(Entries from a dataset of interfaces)
• • •
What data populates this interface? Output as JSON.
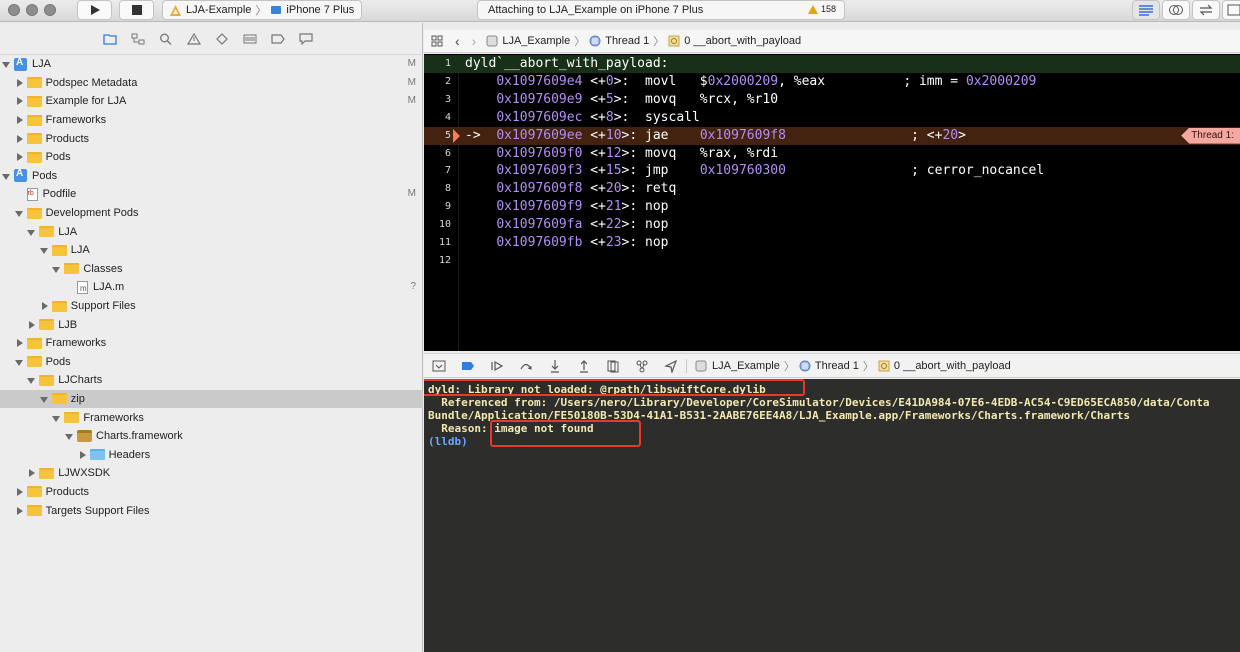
{
  "toolbar": {
    "scheme_target": "LJA-Example",
    "device": "iPhone 7 Plus",
    "activity": "Attaching to LJA_Example on iPhone 7 Plus",
    "warning_count": "158"
  },
  "navigator": {
    "tree": [
      {
        "label": "LJA",
        "badge": "M",
        "depth": 0,
        "icon": "project-icon",
        "disc": "open"
      },
      {
        "label": "Podspec Metadata",
        "badge": "M",
        "depth": 1,
        "icon": "folder-icon",
        "disc": "closed"
      },
      {
        "label": "Example for LJA",
        "badge": "M",
        "depth": 1,
        "icon": "folder-icon",
        "disc": "closed"
      },
      {
        "label": "Frameworks",
        "badge": "",
        "depth": 1,
        "icon": "folder-icon",
        "disc": "closed"
      },
      {
        "label": "Products",
        "badge": "",
        "depth": 1,
        "icon": "folder-icon",
        "disc": "closed"
      },
      {
        "label": "Pods",
        "badge": "",
        "depth": 1,
        "icon": "folder-icon",
        "disc": "closed"
      },
      {
        "label": "Pods",
        "badge": "",
        "depth": 0,
        "icon": "project-icon",
        "disc": "open"
      },
      {
        "label": "Podfile",
        "badge": "M",
        "depth": 1,
        "icon": "ruby-file-icon",
        "disc": "none"
      },
      {
        "label": "Development Pods",
        "badge": "",
        "depth": 1,
        "icon": "folder-icon",
        "disc": "open"
      },
      {
        "label": "LJA",
        "badge": "",
        "depth": 2,
        "icon": "folder-icon",
        "disc": "open"
      },
      {
        "label": "LJA",
        "badge": "",
        "depth": 3,
        "icon": "folder-icon",
        "disc": "open"
      },
      {
        "label": "Classes",
        "badge": "",
        "depth": 4,
        "icon": "folder-icon",
        "disc": "open"
      },
      {
        "label": "LJA.m",
        "badge": "?",
        "depth": 5,
        "icon": "objc-file-icon",
        "disc": "none"
      },
      {
        "label": "Support Files",
        "badge": "",
        "depth": 3,
        "icon": "folder-icon",
        "disc": "closed"
      },
      {
        "label": "LJB",
        "badge": "",
        "depth": 2,
        "icon": "folder-icon",
        "disc": "closed"
      },
      {
        "label": "Frameworks",
        "badge": "",
        "depth": 1,
        "icon": "folder-icon",
        "disc": "closed"
      },
      {
        "label": "Pods",
        "badge": "",
        "depth": 1,
        "icon": "folder-icon",
        "disc": "open"
      },
      {
        "label": "LJCharts",
        "badge": "",
        "depth": 2,
        "icon": "folder-icon",
        "disc": "open"
      },
      {
        "label": "zip",
        "badge": "",
        "depth": 3,
        "icon": "folder-icon",
        "disc": "open",
        "selected": true
      },
      {
        "label": "Frameworks",
        "badge": "",
        "depth": 4,
        "icon": "folder-icon",
        "disc": "open"
      },
      {
        "label": "Charts.framework",
        "badge": "",
        "depth": 5,
        "icon": "framework-icon",
        "disc": "open"
      },
      {
        "label": "Headers",
        "badge": "",
        "depth": 6,
        "icon": "blue-folder-icon",
        "disc": "closed"
      },
      {
        "label": "LJWXSDK",
        "badge": "",
        "depth": 2,
        "icon": "folder-icon",
        "disc": "closed"
      },
      {
        "label": "Products",
        "badge": "",
        "depth": 1,
        "icon": "folder-icon",
        "disc": "closed"
      },
      {
        "label": "Targets Support Files",
        "badge": "",
        "depth": 1,
        "icon": "folder-icon",
        "disc": "closed"
      }
    ]
  },
  "jumpbar": {
    "target": "LJA_Example",
    "thread": "Thread 1",
    "frame": "0 __abort_with_payload"
  },
  "editor": {
    "lines": [
      {
        "n": "1",
        "parts": [
          [
            "t",
            "dyld`__abort_with_payload:"
          ]
        ]
      },
      {
        "n": "2",
        "parts": [
          [
            "t",
            "    "
          ],
          [
            "a",
            "0x1097609e4"
          ],
          [
            "t",
            " <+"
          ],
          [
            "n",
            "0"
          ],
          [
            "t",
            ">:  movl   $"
          ],
          [
            "n",
            "0x2000209"
          ],
          [
            "t",
            ", %eax          ; imm = "
          ],
          [
            "n",
            "0x2000209"
          ]
        ]
      },
      {
        "n": "3",
        "parts": [
          [
            "t",
            "    "
          ],
          [
            "a",
            "0x1097609e9"
          ],
          [
            "t",
            " <+"
          ],
          [
            "n",
            "5"
          ],
          [
            "t",
            ">:  movq   %rcx, %r10"
          ]
        ]
      },
      {
        "n": "4",
        "parts": [
          [
            "t",
            "    "
          ],
          [
            "a",
            "0x1097609ec"
          ],
          [
            "t",
            " <+"
          ],
          [
            "n",
            "8"
          ],
          [
            "t",
            ">:  syscall"
          ]
        ]
      },
      {
        "n": "5",
        "parts": [
          [
            "t",
            "->  "
          ],
          [
            "a",
            "0x1097609ee"
          ],
          [
            "t",
            " <+"
          ],
          [
            "n",
            "10"
          ],
          [
            "t",
            ">: jae    "
          ],
          [
            "n",
            "0x1097609f8"
          ],
          [
            "t",
            "                ; <+"
          ],
          [
            "n",
            "20"
          ],
          [
            "t",
            ">"
          ]
        ]
      },
      {
        "n": "6",
        "parts": [
          [
            "t",
            "    "
          ],
          [
            "a",
            "0x1097609f0"
          ],
          [
            "t",
            " <+"
          ],
          [
            "n",
            "12"
          ],
          [
            "t",
            ">: movq   %rax, %rdi"
          ]
        ]
      },
      {
        "n": "7",
        "parts": [
          [
            "t",
            "    "
          ],
          [
            "a",
            "0x1097609f3"
          ],
          [
            "t",
            " <+"
          ],
          [
            "n",
            "15"
          ],
          [
            "t",
            ">: jmp    "
          ],
          [
            "n",
            "0x109760300"
          ],
          [
            "t",
            "                ; cerror_nocancel"
          ]
        ]
      },
      {
        "n": "8",
        "parts": [
          [
            "t",
            "    "
          ],
          [
            "a",
            "0x1097609f8"
          ],
          [
            "t",
            " <+"
          ],
          [
            "n",
            "20"
          ],
          [
            "t",
            ">: retq"
          ]
        ]
      },
      {
        "n": "9",
        "parts": [
          [
            "t",
            "    "
          ],
          [
            "a",
            "0x1097609f9"
          ],
          [
            "t",
            " <+"
          ],
          [
            "n",
            "21"
          ],
          [
            "t",
            ">: nop"
          ]
        ]
      },
      {
        "n": "10",
        "parts": [
          [
            "t",
            "    "
          ],
          [
            "a",
            "0x1097609fa"
          ],
          [
            "t",
            " <+"
          ],
          [
            "n",
            "22"
          ],
          [
            "t",
            ">: nop"
          ]
        ]
      },
      {
        "n": "11",
        "parts": [
          [
            "t",
            "    "
          ],
          [
            "a",
            "0x1097609fb"
          ],
          [
            "t",
            " <+"
          ],
          [
            "n",
            "23"
          ],
          [
            "t",
            ">: nop"
          ]
        ]
      },
      {
        "n": "12",
        "parts": []
      }
    ],
    "current_line": 5,
    "thread_tag": "Thread 1:"
  },
  "debugbar": {
    "target": "LJA_Example",
    "thread": "Thread 1",
    "frame": "0 __abort_with_payload"
  },
  "console": {
    "line1": "dyld: Library not loaded: @rpath/libswiftCore.dylib",
    "line2": "  Referenced from: /Users/nero/Library/Developer/CoreSimulator/Devices/E41DA984-07E6-4EDB-AC54-C9ED65ECA850/data/Conta",
    "line3": "Bundle/Application/FE50180B-53D4-41A1-B531-2AABE76EE4A8/LJA_Example.app/Frameworks/Charts.framework/Charts",
    "line4_label": "  Reason: ",
    "line4_value": "image not found",
    "prompt": "(lldb)"
  },
  "colors": {
    "highlight_box": "#e8392b",
    "pc_line": "#43220f",
    "address": "#b38ef5",
    "console_text": "#f2e9b0"
  }
}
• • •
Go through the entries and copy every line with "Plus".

** YOUR SOLUTION **
    "device": "iPhone 7 Plus",
    "activity": "Attaching to LJA_Example on iPhone 7 Plus",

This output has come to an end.